Why do we use emasculation in this way today? Originally, emasculation referred to the process of removing sex organs from plants. Later on, the practice was used on animals including humans. This tactic relied on a mistaken belief that power, masculinity, and femininity reside in a person’s sex organs. While it is possible to emasculate someone, it is not possible to alter a person’s sexuality or gender by doing so.
Documented history suggests during colonial times this practice happened to Black men as well as women. Scientific racism, after all, helped justify enslavement. They claimed Black people did not have humanity, treating them as little more than cattle.
Emasculation Doesn’t Happen in a Figurative Sense Either
Nowadays people use the term figuratively, in a manner that suggests there are real consequences for this emasculation. When we imply social outcomes like the absence of fathers create natural aspects of human life like sexuality, we perpetuate myths created by white supremacy. Indeed this and other myths can be found in the Moynihan Report as well as in writings by some Black authors too.

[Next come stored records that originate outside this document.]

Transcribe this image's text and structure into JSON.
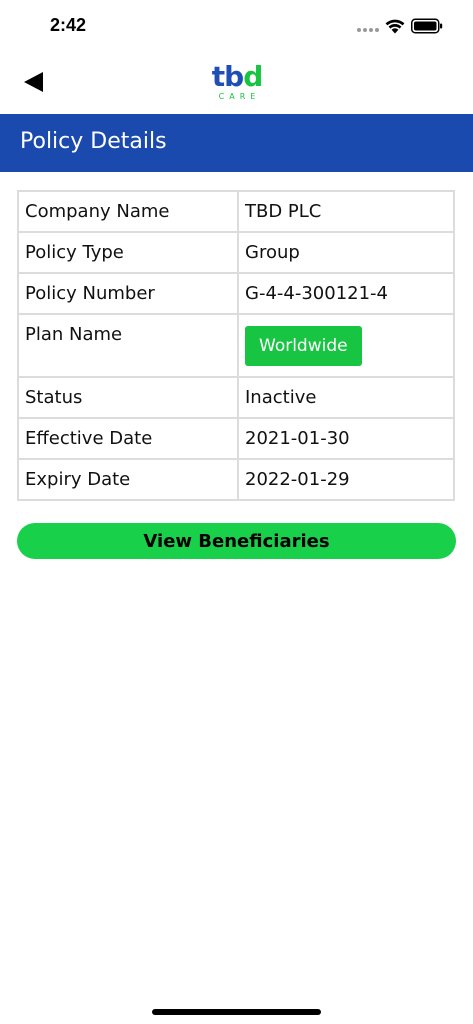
{
  "status_bar": {
    "time": "2:42"
  },
  "header": {
    "logo": {
      "mark_left": "tb",
      "mark_right": "d",
      "subtext": "CARE"
    }
  },
  "page": {
    "title": "Policy Details"
  },
  "details": {
    "rows": [
      {
        "label": "Company Name",
        "value": "TBD PLC"
      },
      {
        "label": "Policy Type",
        "value": "Group"
      },
      {
        "label": "Policy Number",
        "value": "G-4-4-300121-4"
      },
      {
        "label": "Plan Name",
        "value": "Worldwide"
      },
      {
        "label": "Status",
        "value": "Inactive"
      },
      {
        "label": "Effective Date",
        "value": "2021-01-30"
      },
      {
        "label": "Expiry Date",
        "value": "2022-01-29"
      }
    ]
  },
  "actions": {
    "view_beneficiaries_label": "View Beneficiaries"
  },
  "colors": {
    "brand_blue": "#1b4aaf",
    "brand_green": "#18c542",
    "button_green": "#18d04a"
  },
  "icons": {
    "back": "back-icon",
    "wifi": "wifi-icon",
    "battery": "battery-icon"
  }
}
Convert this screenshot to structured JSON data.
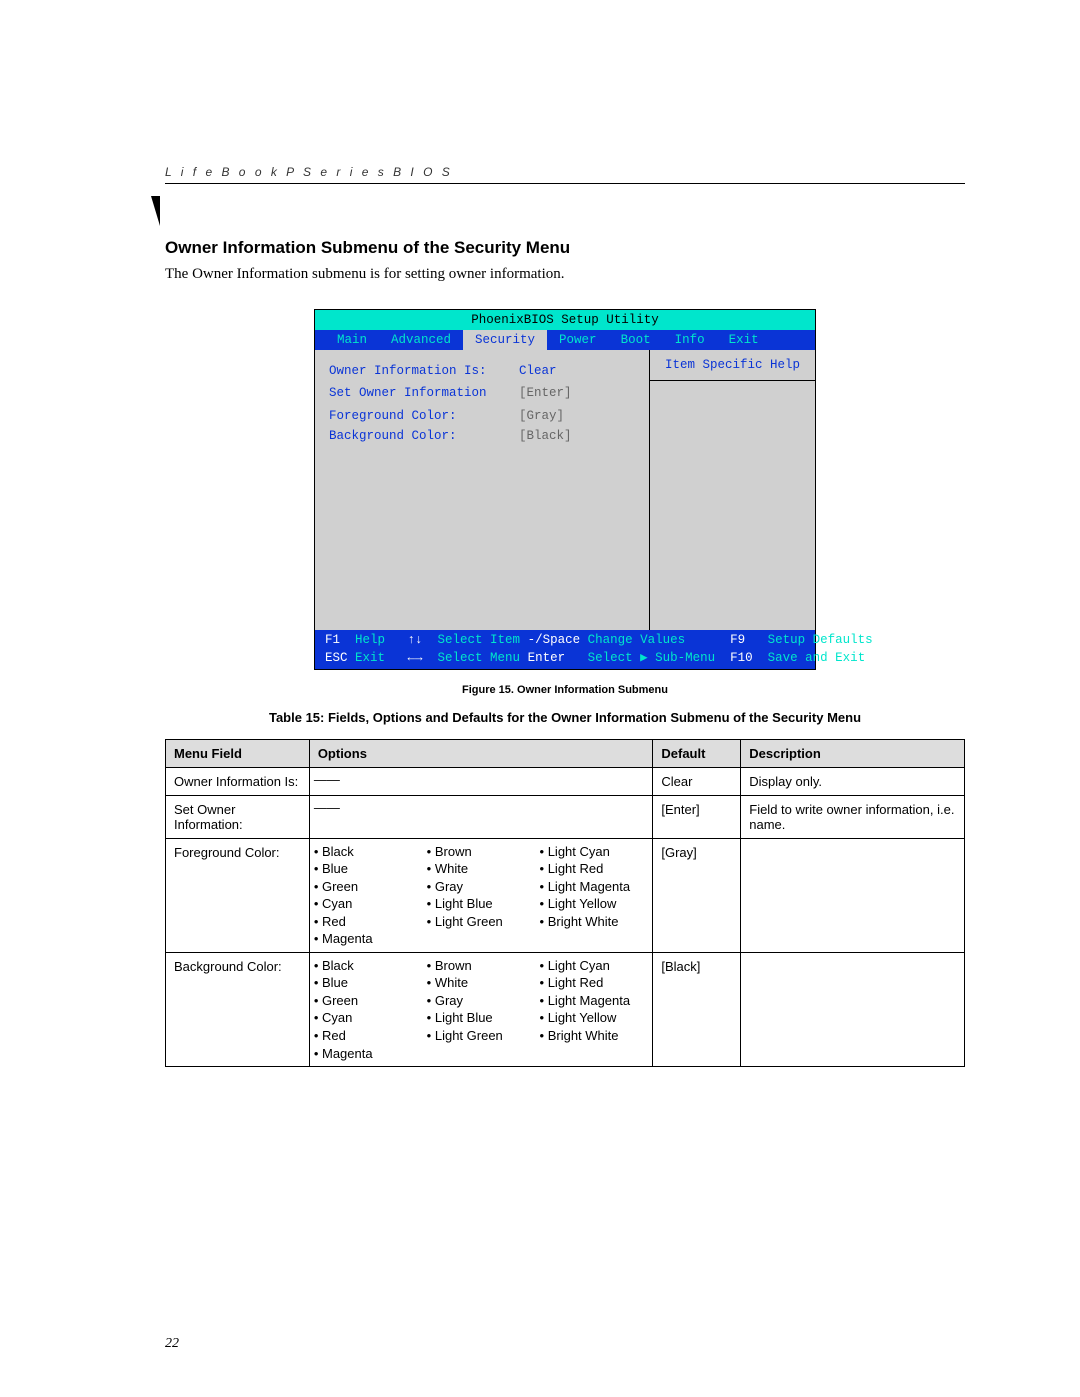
{
  "header_text": "L i f e B o o k   P   S e r i e s   B I O S",
  "section_title": "Owner Information Submenu of the Security Menu",
  "section_intro": "The Owner Information submenu is for setting owner information.",
  "bios": {
    "title": "PhoenixBIOS Setup Utility",
    "tabs": [
      "Main",
      "Advanced",
      "Security",
      "Power",
      "Boot",
      "Info",
      "Exit"
    ],
    "active_tab_index": 2,
    "fields": [
      {
        "label": "Owner Information Is:",
        "value": "Clear",
        "gray": false
      },
      {
        "label": "",
        "value": "",
        "gray": false
      },
      {
        "label": "Set Owner Information",
        "value": "[Enter]",
        "gray": true
      },
      {
        "label": "",
        "value": "",
        "gray": false
      },
      {
        "label": "Foreground Color:",
        "value": "[Gray]",
        "gray": true
      },
      {
        "label": "Background Color:",
        "value": "[Black]",
        "gray": true
      }
    ],
    "help_title": "Item Specific Help",
    "footer": [
      {
        "k1": "F1",
        "t1": "Help",
        "k2": "↑↓",
        "t2": "Select Item",
        "k3": "-/Space",
        "t3": "Change Values",
        "k4": "F9",
        "t4": "Setup Defaults"
      },
      {
        "k1": "ESC",
        "t1": "Exit",
        "k2": "←→",
        "t2": "Select Menu",
        "k3": "Enter",
        "t3": "Select ▶ Sub-Menu",
        "k4": "F10",
        "t4": "Save and Exit"
      }
    ]
  },
  "figure_caption": "Figure 15.   Owner Information Submenu",
  "table_caption": "Table 15: Fields, Options and Defaults for the Owner Information Submenu of the Security Menu",
  "table_headers": [
    "Menu Field",
    "Options",
    "Default",
    "Description"
  ],
  "color_options": [
    [
      "Black",
      "Blue",
      "Green",
      "Cyan",
      "Red",
      "Magenta"
    ],
    [
      "Brown",
      "White",
      "Gray",
      "Light Blue",
      "Light Green"
    ],
    [
      "Light Cyan",
      "Light Red",
      "Light Magenta",
      "Light Yellow",
      "Bright White"
    ]
  ],
  "table_rows": [
    {
      "field": "Owner Information Is:",
      "options_type": "dash",
      "default": "Clear",
      "desc": "Display only."
    },
    {
      "field": "Set Owner Information:",
      "options_type": "dash",
      "default": "[Enter]",
      "desc": "Field to write owner information, i.e. name."
    },
    {
      "field": "Foreground Color:",
      "options_type": "colors",
      "default": "[Gray]",
      "desc": ""
    },
    {
      "field": "Background Color:",
      "options_type": "colors",
      "default": "[Black]",
      "desc": ""
    }
  ],
  "page_number": "22"
}
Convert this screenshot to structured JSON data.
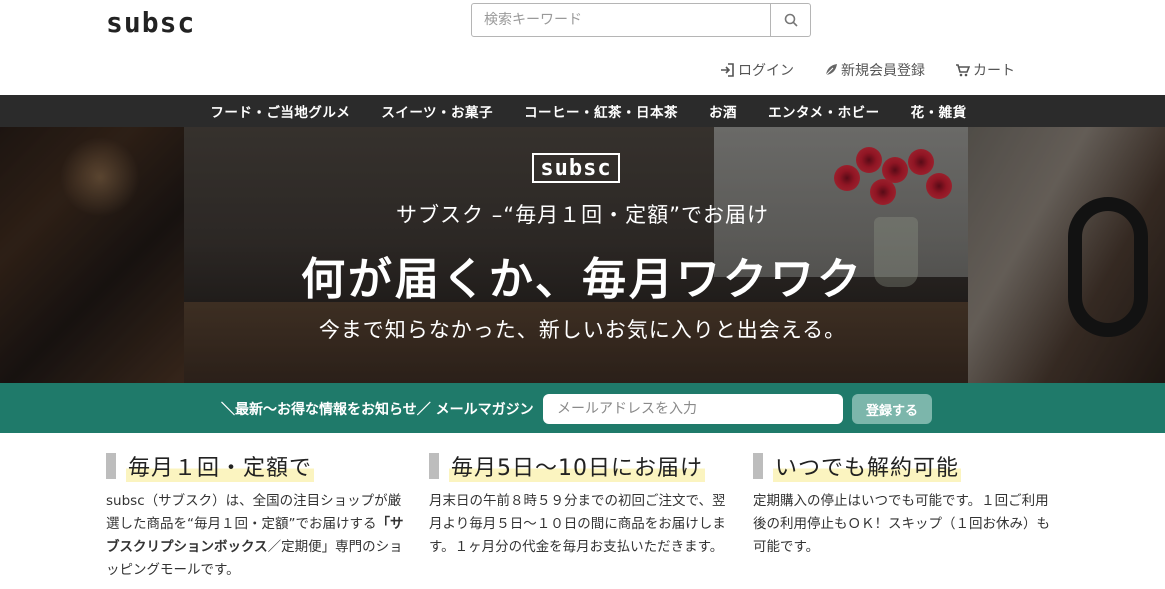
{
  "header": {
    "logo": "subsc",
    "search": {
      "placeholder": "検索キーワード"
    },
    "user_nav": [
      {
        "label": "ログイン",
        "icon": "login-icon"
      },
      {
        "label": "新規会員登録",
        "icon": "leaf-icon"
      },
      {
        "label": "カート",
        "icon": "cart-icon"
      }
    ]
  },
  "categories": [
    "フード・ご当地グルメ",
    "スイーツ・お菓子",
    "コーヒー・紅茶・日本茶",
    "お酒",
    "エンタメ・ホビー",
    "花・雑貨"
  ],
  "hero": {
    "logo": "subsc",
    "subtitle": "サブスク –“毎月１回・定額”でお届け",
    "title": "何が届くか、毎月ワクワク",
    "description": "今まで知らなかった、新しいお気に入りと出会える。"
  },
  "newsletter": {
    "label": "＼最新〜お得な情報をお知らせ／ メールマガジン",
    "placeholder": "メールアドレスを入力",
    "button": "登録する"
  },
  "features": [
    {
      "title": "毎月１回・定額で",
      "text_pre": "subsc（サブスク）は、全国の注目ショップが厳選した商品を“毎月１回・定額”でお届けする",
      "text_bold": "「サブスクリプションボックス",
      "text_post": "／定期便」専門のショッピングモールです。"
    },
    {
      "title": "毎月5日〜10日にお届け",
      "text": "月末日の午前８時５９分までの初回ご注文で、翌月より毎月５日〜１０日の間に商品をお届けします。１ヶ月分の代金を毎月お支払いただきます。"
    },
    {
      "title": "いつでも解約可能",
      "text": "定期購入の停止はいつでも可能です。１回ご利用後の利用停止もＯＫ！スキップ（１回お休み）も可能です。"
    }
  ],
  "colors": {
    "accent": "#1f7a6a",
    "catbar": "#2b2b2b",
    "highlight": "#fbf4c0"
  }
}
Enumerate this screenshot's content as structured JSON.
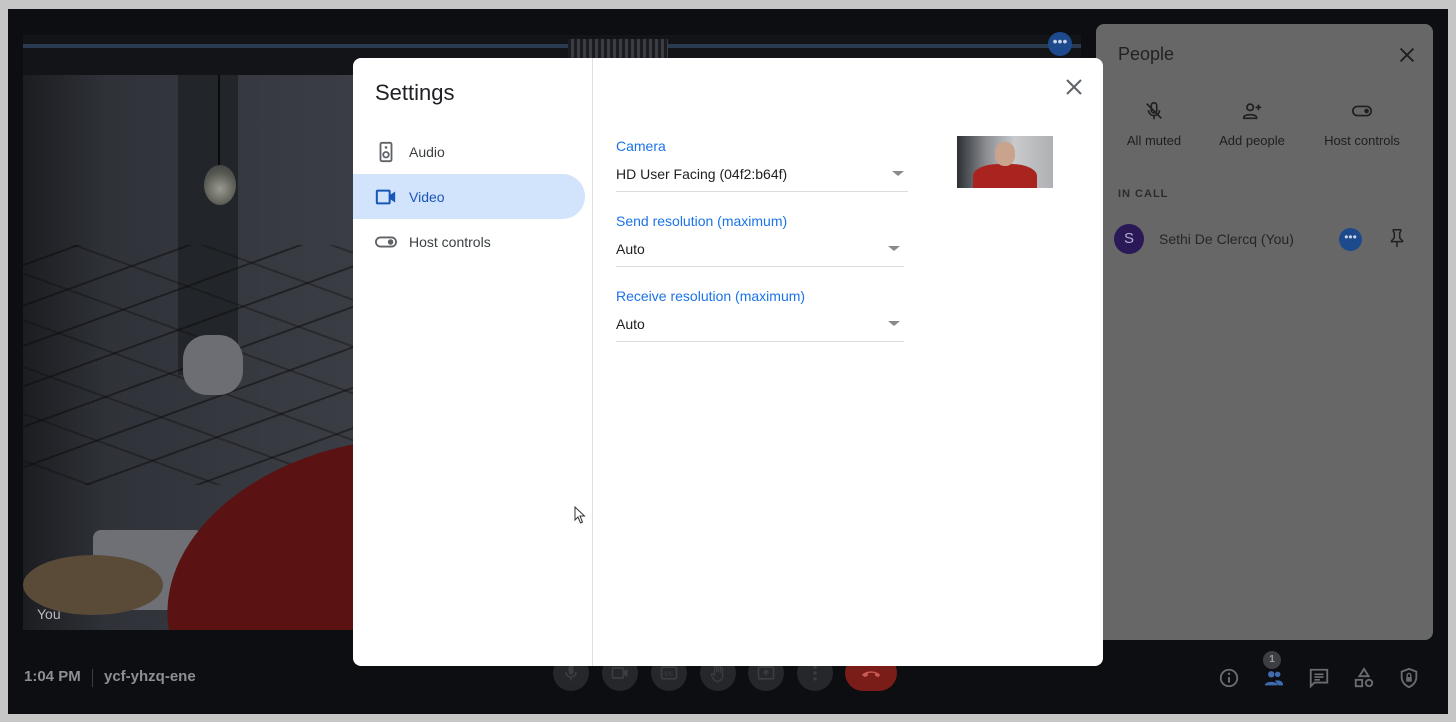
{
  "meeting": {
    "time": "1:04 PM",
    "code": "ycf-yhzq-ene",
    "self_tile_label": "You"
  },
  "controls": {
    "mic": "microphone-icon",
    "camera": "camera-icon",
    "captions": "captions-icon",
    "raise_hand": "hand-icon",
    "present": "present-screen-icon",
    "more": "more-options-icon",
    "hangup": "hang-up-icon"
  },
  "right_controls": {
    "info": "info-icon",
    "people": "people-icon",
    "people_count": "1",
    "chat": "chat-icon",
    "activities": "activities-icon",
    "safety": "host-safety-icon"
  },
  "people_panel": {
    "title": "People",
    "actions": [
      {
        "label": "All muted",
        "icon": "mic-off-icon"
      },
      {
        "label": "Add people",
        "icon": "add-person-icon"
      },
      {
        "label": "Host controls",
        "icon": "toggle-icon"
      }
    ],
    "section_label": "IN CALL",
    "participants": [
      {
        "initial": "S",
        "name": "Sethi De Clercq (You)"
      }
    ]
  },
  "settings": {
    "title": "Settings",
    "nav": [
      {
        "label": "Audio",
        "icon": "speaker-icon",
        "active": false
      },
      {
        "label": "Video",
        "icon": "video-camera-icon",
        "active": true
      },
      {
        "label": "Host controls",
        "icon": "toggle-icon",
        "active": false
      }
    ],
    "fields": [
      {
        "label": "Camera",
        "value": "HD User Facing (04f2:b64f)"
      },
      {
        "label": "Send resolution (maximum)",
        "value": "Auto"
      },
      {
        "label": "Receive resolution (maximum)",
        "value": "Auto"
      }
    ]
  },
  "colors": {
    "accent": "#1a73e8",
    "nav_active_bg": "#d2e3fc",
    "hangup": "#7a1c17",
    "people_active": "#3f6bb0"
  }
}
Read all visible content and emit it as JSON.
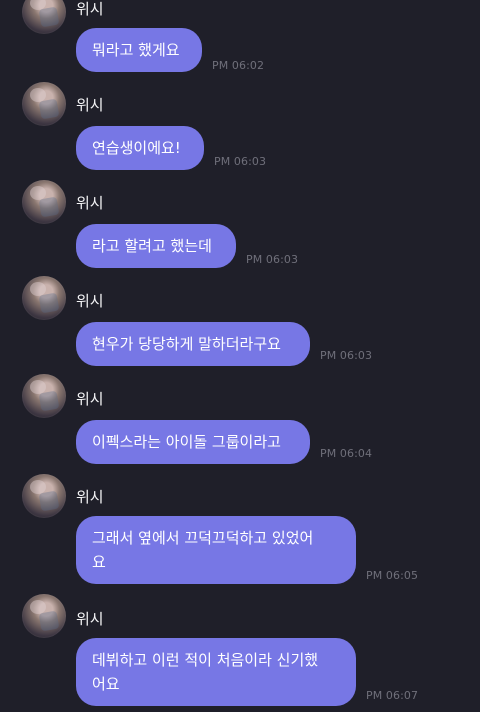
{
  "chat": {
    "messages": [
      {
        "sender": "위시",
        "text": "뭐라고 했게요",
        "time": "PM 06:02"
      },
      {
        "sender": "위시",
        "text": "연습생이에요!",
        "time": "PM 06:03"
      },
      {
        "sender": "위시",
        "text": "라고 할려고 했는데",
        "time": "PM 06:03"
      },
      {
        "sender": "위시",
        "text": "현우가 당당하게 말하더라구요",
        "time": "PM 06:03"
      },
      {
        "sender": "위시",
        "text": "이펙스라는 아이돌 그룹이라고",
        "time": "PM 06:04"
      },
      {
        "sender": "위시",
        "text": "그래서 옆에서 끄덕끄덕하고 있었어\n요",
        "time": "PM 06:05"
      },
      {
        "sender": "위시",
        "text": "데뷔하고 이런 적이 처음이라 신기했\n어요",
        "time": "PM 06:07"
      }
    ]
  },
  "colors": {
    "background": "#1f1f29",
    "bubble": "#7777e5",
    "timestamp": "#6f6f7a",
    "name": "#f4f4f6"
  }
}
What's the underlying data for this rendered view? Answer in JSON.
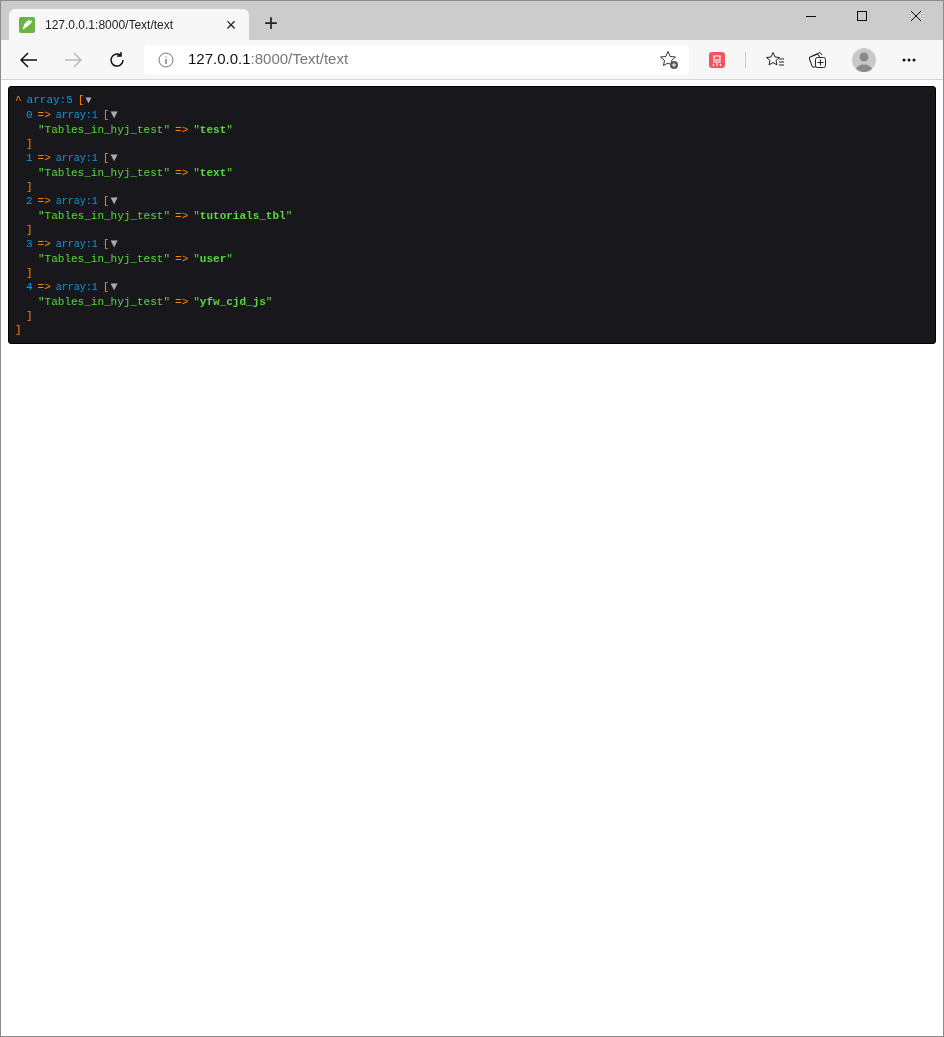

When we attempt to define a type of person as an ideal and describe those who don’t meet this ideal as a threat, we then create an atmosphere that justifies inequality among people. As Gcobani Qambela writes:
In her book We Real Cool: Black Men and Masculinity bell hooks shows that the concept of “emasculation” is often used, in particular by black men, to (re)inscribe patriarchal order because “black men who are most worried about castration and emasculation are those who have completely absorbed white-supremacist patriarchal definitions of masculinity”.
The problem of embracing emasculation as an idea means we clear the pathway for the eugenic beliefs that led to colonial violence worldwide.
The Fallacies of the Emasculation Argument
Fallacies are flaws in the logic of an argument. The emasculation of the Black man as a concept has a number of them:
- Red herring. A red herring in an argument distracts from the main issue. Pointing to the issues Black men face and claiming its emasculation distracts from the true culprits – the school-to-prison pipeline for instance.
- Non sequitur. A non sequitur means no logical connection exists between two events. For cause and effect to be the relationship between two events there has to be what’s called a mechanism – the way or how they get connected. Saying someone is gay because they didn’t have a father means there needs to be a mechanism. Since there isn’t, this claim tries to explain itself with itself, leading to circular reasoning, another type of fallacy.
- Post hoc fallacy. This type of fallacy assumes that one event caused another just because it happened first. This one comes up with the claim the feminist movement led to the breakup of the Black family. Like the example above, there’s no mechanism for the feminist movement to break down Black families. The more likely culprit would be the shift in labor opportunities for Black men.
The key takeaway is claims of emasculation perpetuate scientific racism by shifting blame for the social problems Black men face to unrelated factors like sexuality and feminism. To learn more check out the reading suggestions below.
- Beloved by Toni Morrison.
- Physics of Blackness: Beyond the Middle Passage Epistemology by Michelle Wright.
- Medical Apartheid: The Dark History of Medical Experimentation on Black Americans from Colonial Times to the Present by Harriet A. Washington.
- “Skulls in print: scientific racism in the transatlantic world” – University of Cambridge.
- “The Historical Origins and Development of Racism” by George M. Frederickson.
- “Charles Darwin: Did He Help Create Scientific Racism?” by Joe Feagin.